Noticing our relationship to words & meaning has been a recurrent theme for me over the past several months. It seems to me that words are often preventing us from realizing meaning. The reason that this occurs is multifaceted. A lot of it seems to stem from the associations we conjure when we hear a word.
Take, for example, the word ’emptiness.’ What type of feeling arises after hearing the word emptiness? Would you describe it as positive or negative? It’s clear that we have certain associations with the word empty. To be empty generally means to be without, to lack, to be missing something.
Let’s now look at the word emptiness in a Buddhist context. When the word shunyata is translated into English as emptiness, what is it that Buddhist teachers are saying is lacking or missing? It seems, as many of us know, that what is missing (in reality) are the conceptual distinctions we make between people, places, and things- distinctions that do not essentially exist. Nothing exists separately from anything else.
As Thich Nhat Hanh says, to be empty of a separately existing self means to be full of everything there is, ever was, or will ever be. So, it seems that shunyata could just as easily, and accurately, be translated as fullness. But, when we hear the word emptiness, are we getting the sense of the interconnectedness and egolessness of existence?

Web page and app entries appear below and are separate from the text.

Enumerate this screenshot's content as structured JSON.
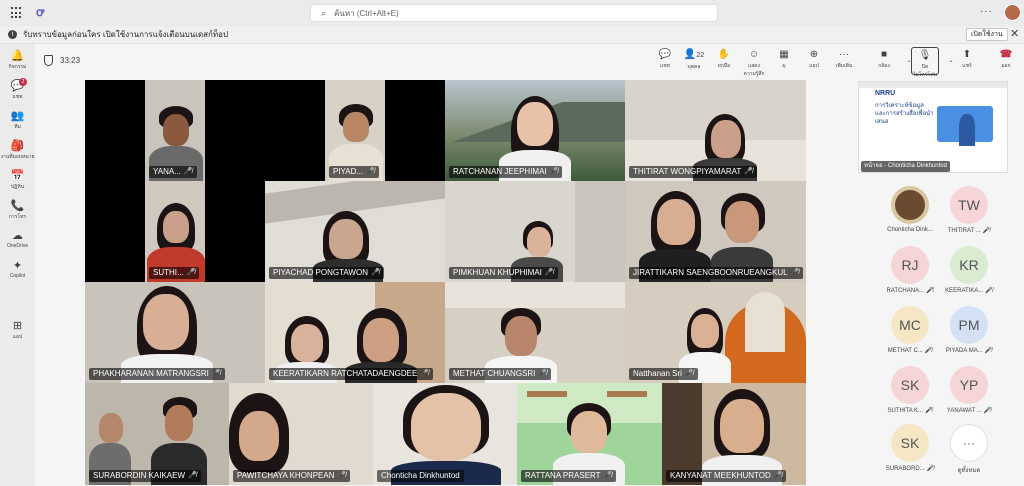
{
  "app": {
    "search_placeholder": "ค้นหา (Ctrl+Alt+E)",
    "top_more": "···"
  },
  "notice": {
    "text": "รับทราบข้อมูลก่อนใคร เปิดใช้งานการแจ้งเตือนบนเดสก์ท็อป",
    "button": "เปิดใช้งาน",
    "close": "✕"
  },
  "rail": [
    {
      "icon": "bell-icon",
      "glyph": "🔔",
      "label": "กิจกรรม"
    },
    {
      "icon": "chat-icon",
      "glyph": "💬",
      "label": "แชท",
      "badge": "2"
    },
    {
      "icon": "teams-icon",
      "glyph": "👥",
      "label": "ทีม"
    },
    {
      "icon": "assignments-icon",
      "glyph": "🎒",
      "label": "งานที่มอบหมาย"
    },
    {
      "icon": "calendar-icon",
      "glyph": "📅",
      "label": "ปฏิทิน"
    },
    {
      "icon": "calls-icon",
      "glyph": "📞",
      "label": "การโทร"
    },
    {
      "icon": "onedrive-icon",
      "glyph": "☁",
      "label": "OneDrive"
    },
    {
      "icon": "copilot-icon",
      "glyph": "✦",
      "label": "Copilot"
    },
    {
      "icon": "apps-icon",
      "glyph": "⊞",
      "label": "แอป"
    }
  ],
  "meeting": {
    "timer": "33:23",
    "tools": [
      {
        "name": "chat",
        "glyph": "💬",
        "label": "แชท"
      },
      {
        "name": "people",
        "glyph": "👤",
        "label": "บุคคล",
        "count": "22"
      },
      {
        "name": "raise-hand",
        "glyph": "✋",
        "label": "ยกมือ"
      },
      {
        "name": "react",
        "glyph": "☺",
        "label": "แสดงความรู้สึก"
      },
      {
        "name": "view",
        "glyph": "▦",
        "label": "มุ"
      },
      {
        "name": "apps",
        "glyph": "⊕",
        "label": "แอป"
      },
      {
        "name": "more",
        "glyph": "···",
        "label": "เพิ่มเติม"
      },
      {
        "name": "camera",
        "glyph": "■",
        "label": "กล้อง"
      },
      {
        "name": "mic",
        "glyph": "🎙",
        "label": "ปิดไมโครโฟน"
      },
      {
        "name": "share",
        "glyph": "⬆",
        "label": "แชร์"
      }
    ],
    "leave": {
      "glyph": "☎",
      "label": "ออก"
    }
  },
  "participants_video": [
    "YANA...",
    "PIYAD...",
    "RATCHANAN JEEPHIMAI",
    "THITIRAT WONGPIYAMARAT",
    "SUTHI...",
    "PIYACHAD PONGTAWON",
    "PIMKHUAN KHUPHIMAI",
    "JIRATTIKARN SAENGBOONRUEANGKUL",
    "PHAKHARANAN MATRANGSRI",
    "KEERATIKARN RATCHATADAENGDEE",
    "METHAT CHUANGSRI",
    "Natthanan Sri",
    "SURABORDIN KAIKAEW",
    "PAWITCHAYA KHONPEAN",
    "Chonticha Dinkhuntod",
    "RATTANA  PRASERT",
    "KANYANAT MEEKHUNTOD"
  ],
  "share": {
    "title": "NRRU",
    "subtitle": "การวิเคราะห์ข้อมูล และการสร้างสื่อเพื่อนำเสนอ",
    "label": "หน้าจอ - Chonticha Dinkhuntod"
  },
  "side_people": [
    {
      "initials": "",
      "name": "Chonticha Dink...",
      "color": "#e8e8e8"
    },
    {
      "initials": "TW",
      "name": "THITIRAT ...",
      "color": "#f6d5d8"
    },
    {
      "initials": "RJ",
      "name": "RATCHANA...",
      "color": "#f6d5d8"
    },
    {
      "initials": "KR",
      "name": "KEERATIKA...",
      "color": "#d9ecd2"
    },
    {
      "initials": "MC",
      "name": "METHAT C...",
      "color": "#f5e6c4"
    },
    {
      "initials": "PM",
      "name": "PIYADA MA...",
      "color": "#d4e1f5"
    },
    {
      "initials": "SK",
      "name": "SUTHITA K...",
      "color": "#f6d5d8"
    },
    {
      "initials": "YP",
      "name": "YANAWAT ...",
      "color": "#f6d5d8"
    },
    {
      "initials": "SK",
      "name": "SURABORD...",
      "color": "#f5e6c4"
    },
    {
      "initials": "···",
      "name": "ดูทั้งหมด",
      "color": "#ffffff"
    }
  ]
}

The key is to see the meaning of what is being communicated rather than focusing on the words. Focusing on the words and missing the meaning might look something like this: “Buddhism says that phenomena, that is, the universe/existence, is marked by emptiness. When I think of emptiness I think of the ‘cup is half empty or half full.’ If existence is empty it must mean something is missing, there is just a void, devoid of any meaning.” This is relating with an idea based on our conceptual associations.
A better approach may be to first ask ourselves, “What is meant by the word emptiness in this context?” So, after some research, we find that emptiness here means that nothing exists independently, that is, the conceptual labels and distinctions we make do not exist in reality. So, then, when we hear a teaching, such as, emptiness, we can place our attention on the meaning of emptiness, instead of the words. Then we will be moving closer to the message being conveyed by the teacher and also more in touch with the way things are.
Often what is being transmitted (and translated) is an experience. As Joseph Campbell once said, it is the task of the poet (or in this case the teacher) to use words to express an experience that is beyond words. Along this same line, it is also sometimes said that all language is metaphor. When someone says the word ‘tree,’ we think surely we know what a tree is. In actuality, there is no one thing that is a tree, no prototypical entity that is the epitome of a tree. There are countless vastly varying forms on this planet that are loosely bound by the term, in English, tree. Same with the color green. Green is just a sound that represents a wide spectrum of reflected light that at its edges becomes more and more ambiguous.
Metaphor, in its more conventional understanding, is a tool that Buddhist teachers often use to translate ineffable experience into a relatable meaning. In these instances too, there is a tendency to take the words too literally as to miss the meaning. The other day in discussing the chapter “Understanding Karma,” in Ruling Your World, a small group of us were contemplating a passage from the chapter. There was a question of what is meant by discernment in this context as it is related with the metaphor of a tiger walking mindfully with discernment in the woods. When asked what this metaphor meant, a participant stated that he relates it to walking meditation and placing his feet down mindfully. But, this isn’t a metaphor about walking particularly. In one sense, yes, we walk with a sense of mindfulness and discernment, but as a metaphor, this image relates to a way of being and making choices, of all kinds, in the moment. As it relates to karma, we have a choice in each moment, being mindful, to plant a seed moving us closer to liberation from suffering rather than fueling its continuance. This is represented, in part, by the metaphor of the “dignity” of a tiger walking in Shambhala Buddhism.
I avoided using the word virtue in that last sentence, but I did end up using the word suffering. Both of these are examples of words where our conditioned associations could confuse us from seeing the meaning of the dharma being presented. Which brings up another issue- translation. Often times the words being translated from Sanskrit and Tibetan into English, in the case of Buddhism, do not have an English correlate. The word gewa in Tibetan means an actionable choice that leads us in the direction of waking up from our confusion. In Buddhism this is a virtuous action. It doesn’t have any moralistic undertones. But, in English, we do not have a word that means an actionable choice that leads us in the direction of waking up from our confusion. So, it gets translated as ‘virtue.’ Virtue, of course, brings up all sorts of associations for us, as Westerners.
The point of all of this is that it seems advantageous for us to loosen our literalness, become intelligent consumers of information when dealing with words, and see past them to the meaning they are pointing towards. Schopenhauer described a great piece of art as something that, through its forms, would act as a conduit (to the viewer) into a purer and more accurate experience of reality. Perhaps language can do the same.